C H A P T E R 1
computing has progressed enormously in just the last few years.
Especially with the advent of the Web, not only is it possible for diverse organiza-
tions to automate and integrate their businesses and computer operations, it is imper-
ative that they do so. Suddenly, as more and more corporations become Web-
enabled and find themselves relying on a myriad of applications, the ability to
evolve and integrate existing applications becomes significant.
Virtually all enterprise organizations at some time face the problem of integrat-
ing different applications and database systems. In addition, enterprise organiza-
tions must constantly evolve. This need to evolve occurs as enterprises strive for
competitive advantages. In today’s economy, it is rare for an organization to con-
tinue to be successful by merely maintaining the status quo. In a sense, enterprises
are forced to evolve to stay at the forefront of their industries. Enterprises fre-

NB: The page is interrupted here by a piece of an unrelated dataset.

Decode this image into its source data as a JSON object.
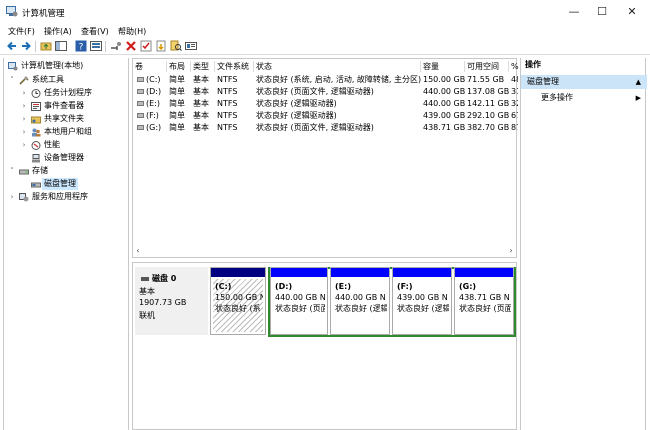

quently find themselves having to merge with other enterprises, reorganizing their
internal structure, and adopting new technologies and platforms as they strive for
competitive advantages. More and more, they are adopting an eBusiness strategy.
The failure of the “dot-com” business-to-consumer (B2C) economy has not
affected the need for traditional enterprises to adopt an eBusiness strategy.
Enterprises still consider the eBusiness model to be an effective medium. The
eBusiness model is particularly useful for managing purchasing and supply-chain
issues, managing customer relationships and providing customer service, and pro-
viding Web-based applications and services. (An example of such a Web-based
service is an online customer service application for bill payment and present-
ment.) Since it is imperative that enterprises adapt to business and technology-
driven changes, they need an eBusiness model more than ever to adapt their exist-
ing business processes, applications, and enterprise system